Huang, Portwell: Embedded hardware design needs to keep up with the demand for performance. Intels next-generation Cave Creek (Intel codename) chipset equipped with the Intel QuickAssist 1.5 technology, coupled with the new Sandy Bridge (Intel codename) CPU, will be able to address the demand for computing power and accelerate security packet processing.

Embedded Intel Solutions: How is the evolution to multicore platforms affecting security issues for embedded designs?

Sukhija, Team F1: Multicore platforms are starting to be a great vehicle for meeting the challenges of high-performance and scalable embedded security. The performance of security protocols relies on the computing muscle of additional cores--especially in asymmetric multiprocessing methodologies. There, the inherent parallelism of many different security technologies, which have to be applied on a stream of network packets, can be leveraged by partitioning dedicated functions to various cores working in their own realm--with the option of dynamically reallocating the compute resources should the need arise. Designers will face major challenges in multicore processing before highly optimized software at every level of the system in embedded devices becomes commonplace. The migration has already started, however. It will inexorably lead to more standardized software architectures of security technologies on multicore platforms, which are not so tightly tied to the specific multicore processors that are in use (as is the case today).

Huang, Portwell: The multicore architecture enables a same-footprint embedded platform to deliver a solution to applications that require greater performance and better security management.

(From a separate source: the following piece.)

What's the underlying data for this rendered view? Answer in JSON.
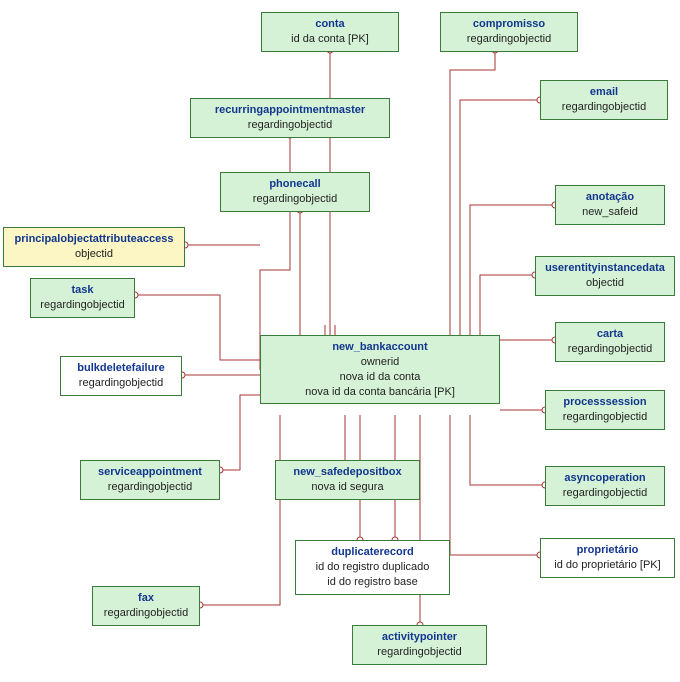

Cheryl Berglund Coup is editor of Her articles have appeared in EE Times, Electronic Business, Microsoft Embedded Review, and Windows Developers Journal. She has developed presentations for the Embedded Systems Conference and ICSPAT. Berglund Coup has held a variety of production, technical marketing, and writing positions within technology companies and agencies in the Northwest.